If dissolved oxygen levels fall to 5 parts per million or lower, all freshwater fish species such as trout and salmon will have died and even those species that can withstand lower oxygen levels, such as catfish and carp, will be at risk (source: Apec Water).

How do you measure BOD?

Essentially, determining biological oxygen demand involves measuring how dissolved oxygen levels change over a five-day period. One of the most common methods used is known as Standard Methods 5210B. Once collected in a sample bottle, the water needs to be tested in a controlled environment for BOD levels within 48 hours to determine a baseline figure. 

Another test is performed after five days to find out how the levels have changed. The higher the BOD rating, measured in parts per million, the more organic matter is available as ‘food’ for bacteria, which leads to oxygen depletion. The lower the BOD level, the better the water quality. 

What regulation affects BOD levels?

Most countries will be subject to regulation on BOD levels in wastewater effluent. Regulation will include effluent concentration limits, maximum levels permittable per ‘population equivalent’, minimum reduction levels form influent to effluent, and the number of times samples need to be taken. 

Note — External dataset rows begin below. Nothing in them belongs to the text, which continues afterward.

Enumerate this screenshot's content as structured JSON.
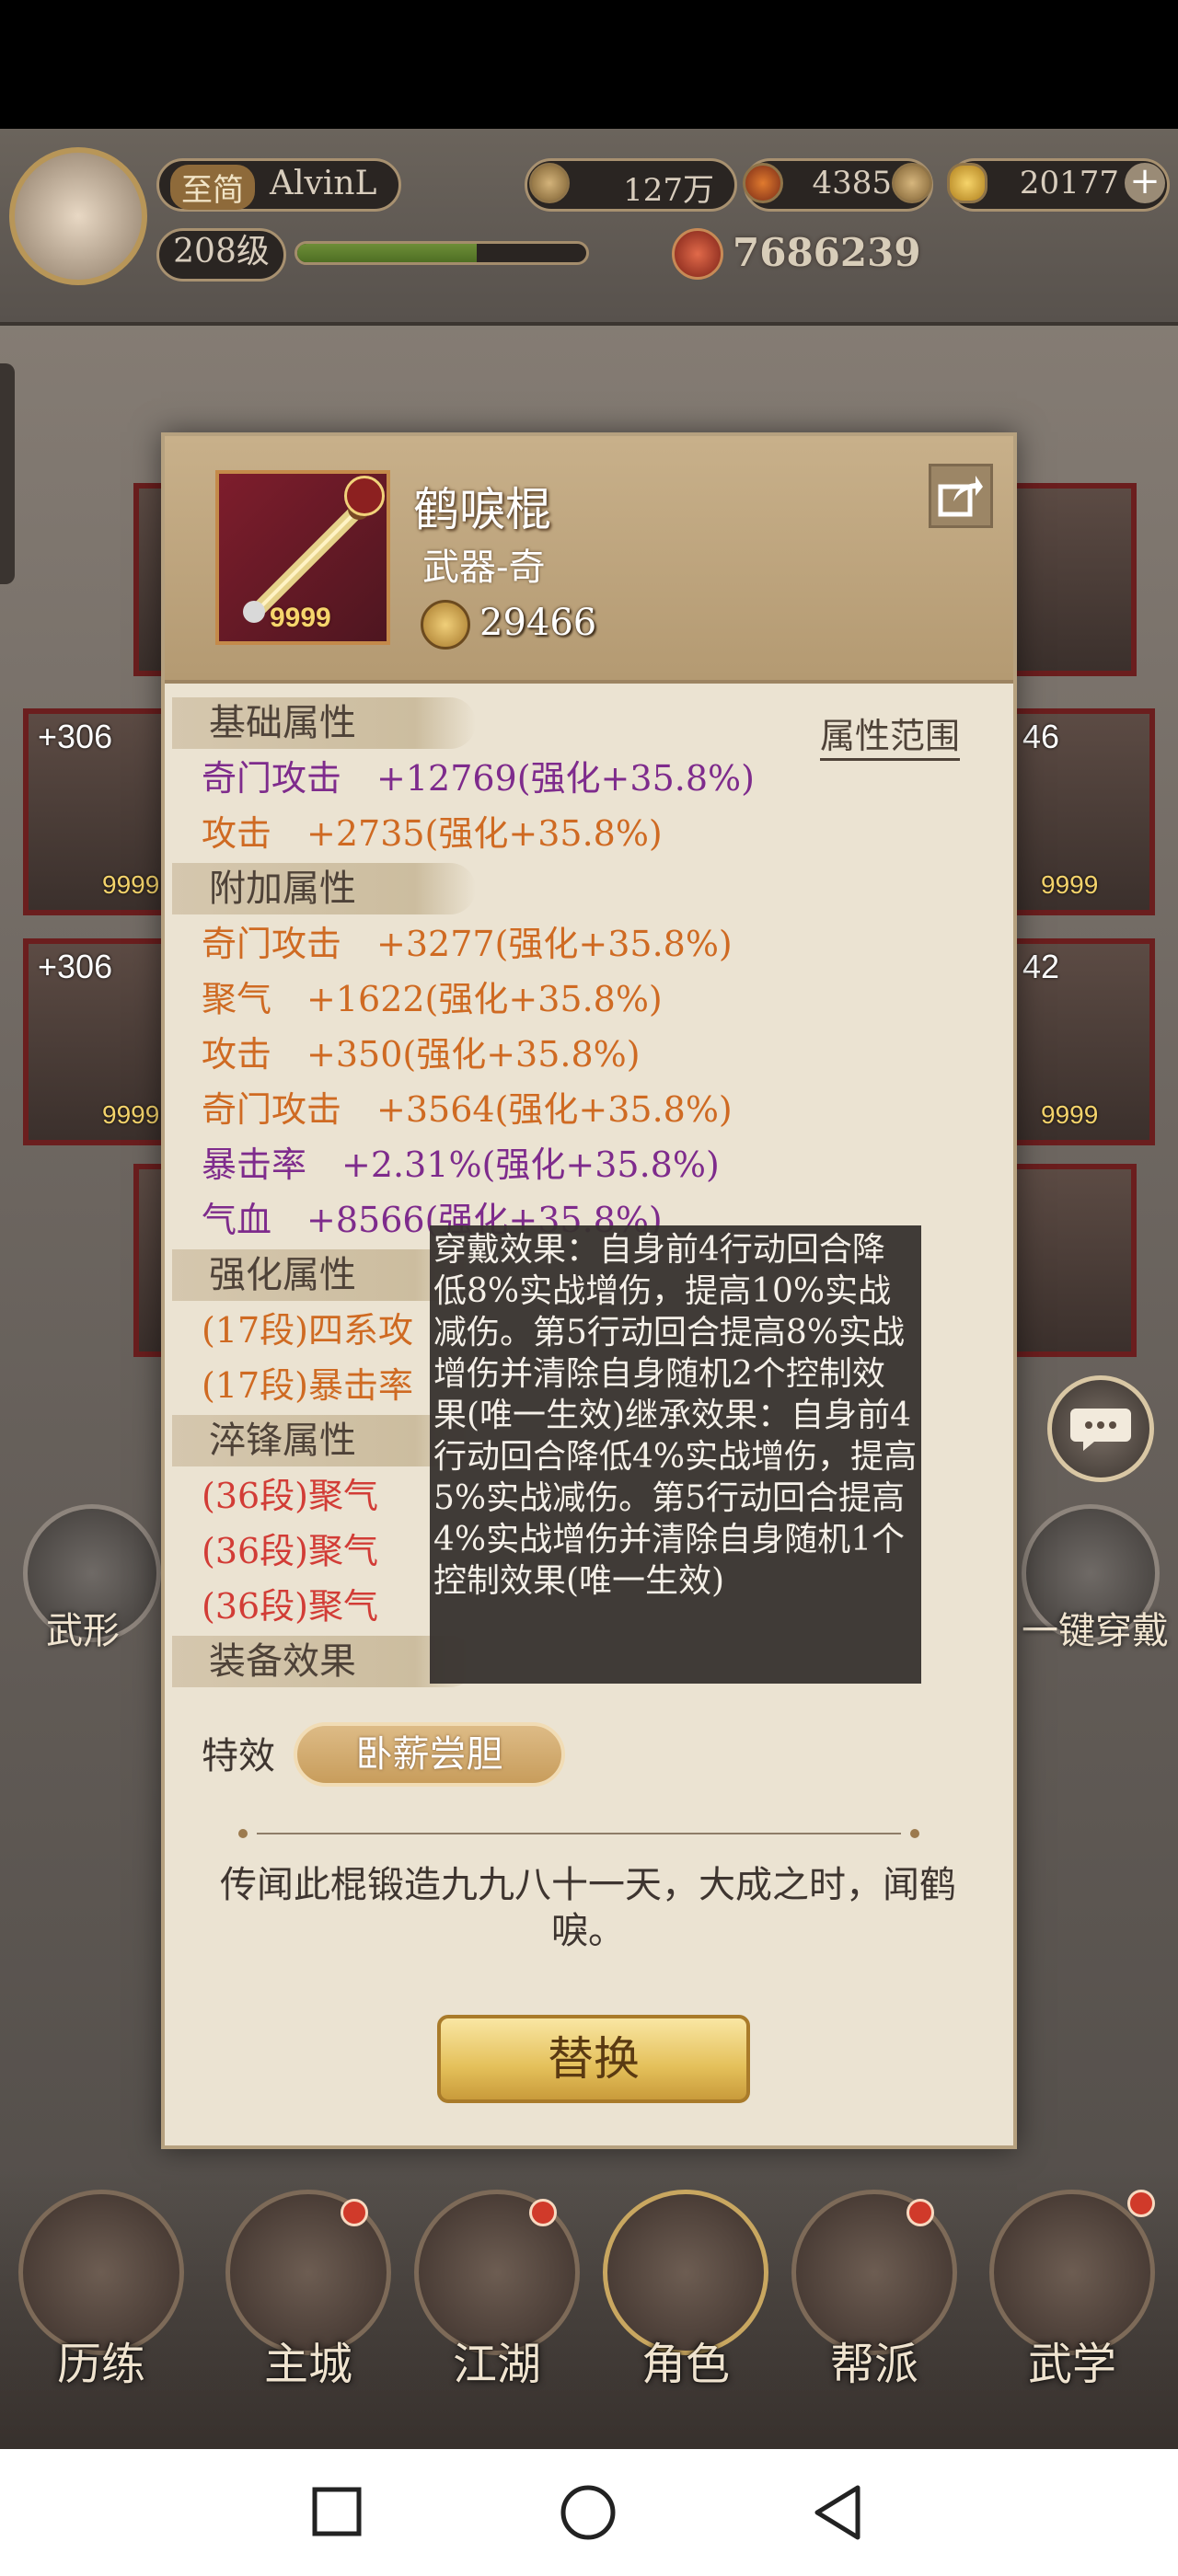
{
  "hud": {
    "vip_label": "至简",
    "player_name": "AlvinL",
    "level": "208级",
    "exp_fraction": 0.62,
    "coins": "127万",
    "stamina": "4385",
    "gold_ingots": "20177",
    "combat_power": "7686239"
  },
  "slots": {
    "left_top_plus": "+306",
    "left_mid_plus": "+306",
    "right_top_plus": "46",
    "right_mid_plus": "42",
    "count_label": "9999"
  },
  "side_buttons": {
    "left_label": "武形",
    "right_label": "一键穿戴"
  },
  "item": {
    "name": "鹤唳棍",
    "type": "武器-奇",
    "count": "9999",
    "power": "29466"
  },
  "attr_range_link": "属性范围",
  "sections": {
    "base": "基础属性",
    "extra": "附加属性",
    "enhance": "强化属性",
    "quench": "淬锋属性",
    "effect": "装备效果"
  },
  "base_attrs": [
    {
      "text": "奇门攻击　+12769(强化+35.8%)"
    },
    {
      "text": "攻击　+2735(强化+35.8%)"
    }
  ],
  "extra_attrs": [
    {
      "text": "奇门攻击　+3277(强化+35.8%)"
    },
    {
      "text": "聚气　+1622(强化+35.8%)"
    },
    {
      "text": "攻击　+350(强化+35.8%)"
    },
    {
      "text": "奇门攻击　+3564(强化+35.8%)"
    },
    {
      "text": "暴击率　+2.31%(强化+35.8%)"
    },
    {
      "text": "气血　+8566(强化+35.8%)"
    }
  ],
  "enhance_attrs": [
    {
      "text": "(17段)四系攻"
    },
    {
      "text": "(17段)暴击率"
    }
  ],
  "quench_attrs": [
    {
      "text": "(36段)聚气"
    },
    {
      "text": "(36段)聚气"
    },
    {
      "text": "(36段)聚气"
    }
  ],
  "tooltip": {
    "text": "穿戴效果：自身前4行动回合降低8%实战增伤，提高10%实战减伤。第5行动回合提高8%实战增伤并清除自身随机2个控制效果(唯一生效)继承效果：自身前4行动回合降低4%实战增伤，提高5%实战减伤。第5行动回合提高4%实战增伤并清除自身随机1个控制效果(唯一生效)"
  },
  "special": {
    "label": "特效",
    "tag": "卧薪尝胆"
  },
  "description": "传闻此棍锻造九九八十一天，大成之时，闻鹤唳。",
  "replace_button": "替换",
  "bottom_nav": [
    {
      "label": "历练"
    },
    {
      "label": "主城"
    },
    {
      "label": "江湖"
    },
    {
      "label": "角色"
    },
    {
      "label": "帮派"
    },
    {
      "label": "武学"
    }
  ],
  "colors": {
    "purple_attr": "#7e2b8c",
    "orange_attr": "#cf6a22",
    "red_attr": "#d23c36"
  }
}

Factors that can be taken into account include unusual weather conditions and abnormal operating conditions. There may also be separate rules governing nitrogen and phosphorous limits. 

BOD levels are regulated in the European Union under the Urban Wastewater Treatment Directive (UWWTD), although some member states have set stricter controls. In the UK, the Environment Agency sets compliance levels which are limits consistent with EU regulations.

Under the UWWTD, the biochemical oxygen demand of incoming wastewater in primary wastewater treatment must be reduced by at least 20 per cent before discharge, and the total suspended solids of the incoming wastewater by at least 50 per cent.

During secondary treatment, BOD must be reduced to 25 mg/l oxygen, or a minimum reduction of 70-90 per cent (in relation to the load of the influent) must be achieved. Chemical oxygen demand must be reduced to 125 mg/l oxygen, or a minimum reduction of 75 per cent compared to influent.

At the tertiary wastewater treatment level, there are requirements for reducing nitrogen in discharge to 15 mg/l in agglomerations of 10,000-100,000 pe, and 10 mg/l in those above 100,000 pe, or a minimum reduction of 70-80 per cent. 

Similarly, tight controls are imposed on phosphorous at this stage: reduced to 2 mg/l (10,000-100,000 pe) and to 1 mg/l (over 100,000 pe), or a minimum reduction of 80 per cent.